Generations of students have benefitted from Bob’s teaching. “Bob was one of my favorite professors at Westmont,” Kristen Schultz ’99 says. “He asked the probing questions other students and professors were afraid to ask. He turned our worlds upside down with new ways to view history and the challenges facing society today. Above all he challenged us to think, but never to forget our hearts.”
Provost Shirley Mullen has taught courses with Bob and joined him in leading student trips to Europe. “When I think of Bob as a teacher, I think of his commitment to offering our students a Christian education — with equal emphasis on both words,” she says. “Bob had a strong sense that we were called to prepare our students to be very particular kinds of people in the world — people who were gracious and thoughtful — unapologetic about their faith but fully aware of the complexities of a fallen world — and willing and able to witness effectively for the gospel in the context of ambiguity.
“Bob truly loves our students,” she adds. “He never tires of reminding younger faculty how fortunate we are to have these students. ‘We are there for them — they are not there for us,’ he says. It is a tough love, one that asks of students the best that is in them. Lots of reading, lots of writing, and hard exams. Bob convinced students they could be better than they thought they could be. It is also a respectful love that pays students the compliment of offering them his best efforts. He always sought ways to do a better job.”
Wennberg by Numbers and Degrees
Years at Westmont: 37
Number of students taught: 7,000+
Times named Professor of the Year: 5
Committee/task force assignments: 40+
Terms as vice chair of the faculty: 4
Trips to Europe with students: 9

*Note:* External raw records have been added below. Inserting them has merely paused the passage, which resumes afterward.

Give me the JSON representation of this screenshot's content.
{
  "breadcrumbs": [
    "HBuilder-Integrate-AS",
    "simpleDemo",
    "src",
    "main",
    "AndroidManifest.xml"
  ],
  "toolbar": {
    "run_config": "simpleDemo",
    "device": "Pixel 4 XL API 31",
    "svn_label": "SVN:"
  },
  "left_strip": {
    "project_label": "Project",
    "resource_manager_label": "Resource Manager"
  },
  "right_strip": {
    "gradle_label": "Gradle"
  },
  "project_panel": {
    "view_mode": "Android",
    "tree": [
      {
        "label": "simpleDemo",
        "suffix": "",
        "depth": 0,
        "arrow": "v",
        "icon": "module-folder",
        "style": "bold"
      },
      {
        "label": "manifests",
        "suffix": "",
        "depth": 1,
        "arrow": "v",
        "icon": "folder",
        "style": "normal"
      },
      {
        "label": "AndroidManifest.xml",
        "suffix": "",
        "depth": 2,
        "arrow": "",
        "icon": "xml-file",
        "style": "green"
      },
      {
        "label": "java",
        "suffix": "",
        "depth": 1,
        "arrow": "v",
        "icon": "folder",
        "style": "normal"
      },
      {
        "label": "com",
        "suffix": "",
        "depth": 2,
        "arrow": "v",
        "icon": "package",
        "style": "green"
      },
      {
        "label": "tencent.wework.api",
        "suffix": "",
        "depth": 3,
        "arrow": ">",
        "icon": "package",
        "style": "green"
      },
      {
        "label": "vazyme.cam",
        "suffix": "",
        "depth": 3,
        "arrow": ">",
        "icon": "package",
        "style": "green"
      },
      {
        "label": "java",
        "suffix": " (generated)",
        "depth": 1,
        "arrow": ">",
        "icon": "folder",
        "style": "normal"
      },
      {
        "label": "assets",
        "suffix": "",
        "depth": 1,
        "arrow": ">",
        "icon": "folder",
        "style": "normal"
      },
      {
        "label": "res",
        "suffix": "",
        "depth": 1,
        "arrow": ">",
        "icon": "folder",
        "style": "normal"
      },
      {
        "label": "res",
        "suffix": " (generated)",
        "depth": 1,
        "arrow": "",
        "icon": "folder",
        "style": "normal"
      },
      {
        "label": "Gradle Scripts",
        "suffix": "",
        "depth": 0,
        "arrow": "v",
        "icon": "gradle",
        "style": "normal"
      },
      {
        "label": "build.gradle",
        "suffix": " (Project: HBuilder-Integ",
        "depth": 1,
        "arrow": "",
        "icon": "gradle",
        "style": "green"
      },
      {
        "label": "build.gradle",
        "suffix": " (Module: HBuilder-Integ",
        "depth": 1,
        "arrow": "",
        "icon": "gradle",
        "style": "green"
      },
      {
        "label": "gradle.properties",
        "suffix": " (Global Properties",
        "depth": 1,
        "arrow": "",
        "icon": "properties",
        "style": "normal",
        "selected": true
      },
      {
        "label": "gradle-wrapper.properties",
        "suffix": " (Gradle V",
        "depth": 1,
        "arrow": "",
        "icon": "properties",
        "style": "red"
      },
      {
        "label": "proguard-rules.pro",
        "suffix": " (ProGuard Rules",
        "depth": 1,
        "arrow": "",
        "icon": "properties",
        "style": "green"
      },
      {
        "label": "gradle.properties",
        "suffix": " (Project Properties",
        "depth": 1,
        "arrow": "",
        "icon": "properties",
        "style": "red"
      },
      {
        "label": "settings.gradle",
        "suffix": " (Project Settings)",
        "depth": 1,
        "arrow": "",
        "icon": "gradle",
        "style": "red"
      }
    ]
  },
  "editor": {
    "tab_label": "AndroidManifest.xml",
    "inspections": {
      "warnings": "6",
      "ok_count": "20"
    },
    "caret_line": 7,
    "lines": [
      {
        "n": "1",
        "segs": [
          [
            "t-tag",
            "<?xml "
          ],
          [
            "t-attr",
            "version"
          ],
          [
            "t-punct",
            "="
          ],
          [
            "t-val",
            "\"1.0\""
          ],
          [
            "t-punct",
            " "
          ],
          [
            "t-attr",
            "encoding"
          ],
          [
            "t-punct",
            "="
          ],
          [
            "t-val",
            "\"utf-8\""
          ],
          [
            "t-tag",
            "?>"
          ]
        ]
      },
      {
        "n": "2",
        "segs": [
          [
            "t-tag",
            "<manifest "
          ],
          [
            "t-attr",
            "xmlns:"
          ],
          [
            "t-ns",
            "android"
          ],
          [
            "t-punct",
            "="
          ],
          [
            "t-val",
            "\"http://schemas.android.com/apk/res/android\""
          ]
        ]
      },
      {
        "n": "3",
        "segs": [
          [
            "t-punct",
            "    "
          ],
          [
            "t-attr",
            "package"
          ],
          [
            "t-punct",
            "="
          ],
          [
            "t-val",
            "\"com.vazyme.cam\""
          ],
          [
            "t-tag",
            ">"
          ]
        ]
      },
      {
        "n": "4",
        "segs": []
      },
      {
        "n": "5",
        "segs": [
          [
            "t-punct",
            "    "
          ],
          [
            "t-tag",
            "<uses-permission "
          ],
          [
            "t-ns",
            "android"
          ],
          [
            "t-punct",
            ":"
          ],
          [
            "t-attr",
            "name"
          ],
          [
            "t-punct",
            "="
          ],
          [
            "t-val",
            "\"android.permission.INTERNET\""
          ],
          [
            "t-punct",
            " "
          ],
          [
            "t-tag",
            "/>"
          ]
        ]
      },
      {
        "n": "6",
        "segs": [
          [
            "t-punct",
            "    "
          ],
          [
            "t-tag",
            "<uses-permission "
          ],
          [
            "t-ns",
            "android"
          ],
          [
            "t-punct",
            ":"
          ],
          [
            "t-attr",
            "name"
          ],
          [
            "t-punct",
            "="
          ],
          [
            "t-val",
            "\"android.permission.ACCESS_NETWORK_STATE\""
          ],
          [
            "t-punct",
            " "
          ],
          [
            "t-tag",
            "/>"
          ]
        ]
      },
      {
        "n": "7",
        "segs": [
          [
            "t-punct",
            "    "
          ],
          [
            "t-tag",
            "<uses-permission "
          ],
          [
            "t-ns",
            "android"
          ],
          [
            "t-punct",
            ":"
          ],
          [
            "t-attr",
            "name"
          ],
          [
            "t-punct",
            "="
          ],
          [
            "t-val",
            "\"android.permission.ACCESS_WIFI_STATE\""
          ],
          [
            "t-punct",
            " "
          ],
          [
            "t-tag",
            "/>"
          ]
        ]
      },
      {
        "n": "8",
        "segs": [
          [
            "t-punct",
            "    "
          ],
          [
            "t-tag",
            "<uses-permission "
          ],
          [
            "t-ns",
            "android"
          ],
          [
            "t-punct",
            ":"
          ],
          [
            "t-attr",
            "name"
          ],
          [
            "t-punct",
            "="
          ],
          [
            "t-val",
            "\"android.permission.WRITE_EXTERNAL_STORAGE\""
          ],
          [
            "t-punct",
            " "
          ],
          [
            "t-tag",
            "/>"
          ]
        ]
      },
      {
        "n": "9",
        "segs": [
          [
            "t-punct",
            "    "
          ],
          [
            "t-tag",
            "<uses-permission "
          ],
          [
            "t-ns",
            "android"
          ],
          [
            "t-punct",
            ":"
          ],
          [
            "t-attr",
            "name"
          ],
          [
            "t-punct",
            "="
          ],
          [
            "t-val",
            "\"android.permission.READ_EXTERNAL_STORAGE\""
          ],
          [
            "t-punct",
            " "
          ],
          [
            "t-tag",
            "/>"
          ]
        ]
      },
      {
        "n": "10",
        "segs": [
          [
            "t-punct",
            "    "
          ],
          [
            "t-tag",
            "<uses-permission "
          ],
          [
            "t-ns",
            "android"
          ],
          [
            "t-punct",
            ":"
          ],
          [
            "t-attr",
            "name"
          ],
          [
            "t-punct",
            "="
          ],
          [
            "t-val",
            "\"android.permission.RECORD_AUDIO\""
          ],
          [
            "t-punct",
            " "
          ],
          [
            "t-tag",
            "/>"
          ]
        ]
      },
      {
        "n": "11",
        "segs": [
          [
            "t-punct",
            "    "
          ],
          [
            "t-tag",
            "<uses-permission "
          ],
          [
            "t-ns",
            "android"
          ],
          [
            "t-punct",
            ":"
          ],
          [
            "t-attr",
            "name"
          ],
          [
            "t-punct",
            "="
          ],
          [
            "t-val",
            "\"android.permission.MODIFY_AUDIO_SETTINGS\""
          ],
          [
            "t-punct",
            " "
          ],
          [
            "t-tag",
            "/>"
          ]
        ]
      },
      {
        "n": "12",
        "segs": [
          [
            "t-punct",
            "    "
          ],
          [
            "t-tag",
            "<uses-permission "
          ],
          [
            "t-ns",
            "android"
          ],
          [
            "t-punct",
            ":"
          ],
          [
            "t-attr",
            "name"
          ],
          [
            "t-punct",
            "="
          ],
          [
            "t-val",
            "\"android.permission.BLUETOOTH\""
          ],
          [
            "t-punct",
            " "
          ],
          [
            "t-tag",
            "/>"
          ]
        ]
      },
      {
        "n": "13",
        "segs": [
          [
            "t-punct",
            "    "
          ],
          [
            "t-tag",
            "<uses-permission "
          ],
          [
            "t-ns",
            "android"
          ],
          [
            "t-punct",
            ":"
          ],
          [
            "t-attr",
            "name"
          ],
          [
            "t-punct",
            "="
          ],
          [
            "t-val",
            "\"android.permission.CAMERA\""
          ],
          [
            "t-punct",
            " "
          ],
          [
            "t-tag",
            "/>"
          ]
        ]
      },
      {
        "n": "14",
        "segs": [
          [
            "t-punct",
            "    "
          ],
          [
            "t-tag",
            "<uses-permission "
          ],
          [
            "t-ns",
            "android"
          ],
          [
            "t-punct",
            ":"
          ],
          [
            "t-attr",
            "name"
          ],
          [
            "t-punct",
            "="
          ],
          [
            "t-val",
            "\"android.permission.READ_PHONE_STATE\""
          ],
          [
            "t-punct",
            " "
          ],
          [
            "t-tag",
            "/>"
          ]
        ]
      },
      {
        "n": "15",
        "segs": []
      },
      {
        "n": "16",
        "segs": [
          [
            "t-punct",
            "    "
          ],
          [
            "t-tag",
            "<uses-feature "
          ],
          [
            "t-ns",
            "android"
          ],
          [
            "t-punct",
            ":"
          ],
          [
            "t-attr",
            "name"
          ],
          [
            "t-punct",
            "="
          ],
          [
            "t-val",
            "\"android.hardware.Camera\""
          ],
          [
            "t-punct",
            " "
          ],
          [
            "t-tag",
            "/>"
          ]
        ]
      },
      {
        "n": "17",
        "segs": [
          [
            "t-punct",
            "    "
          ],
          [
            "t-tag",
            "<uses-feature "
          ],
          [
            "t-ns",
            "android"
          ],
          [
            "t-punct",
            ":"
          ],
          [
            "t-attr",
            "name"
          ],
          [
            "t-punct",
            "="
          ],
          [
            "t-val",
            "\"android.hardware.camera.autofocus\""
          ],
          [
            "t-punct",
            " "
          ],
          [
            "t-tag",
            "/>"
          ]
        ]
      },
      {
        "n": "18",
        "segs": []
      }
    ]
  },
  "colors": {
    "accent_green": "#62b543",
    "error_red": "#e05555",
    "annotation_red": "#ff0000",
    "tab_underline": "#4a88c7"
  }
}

B.A.: Bob Jones University
B.D.: Fuller Theological Seminary
M.A.: University of Pennsylvania
Th.M.: Princeton Theological Seminary
Ph.D.: UC Santa Barbara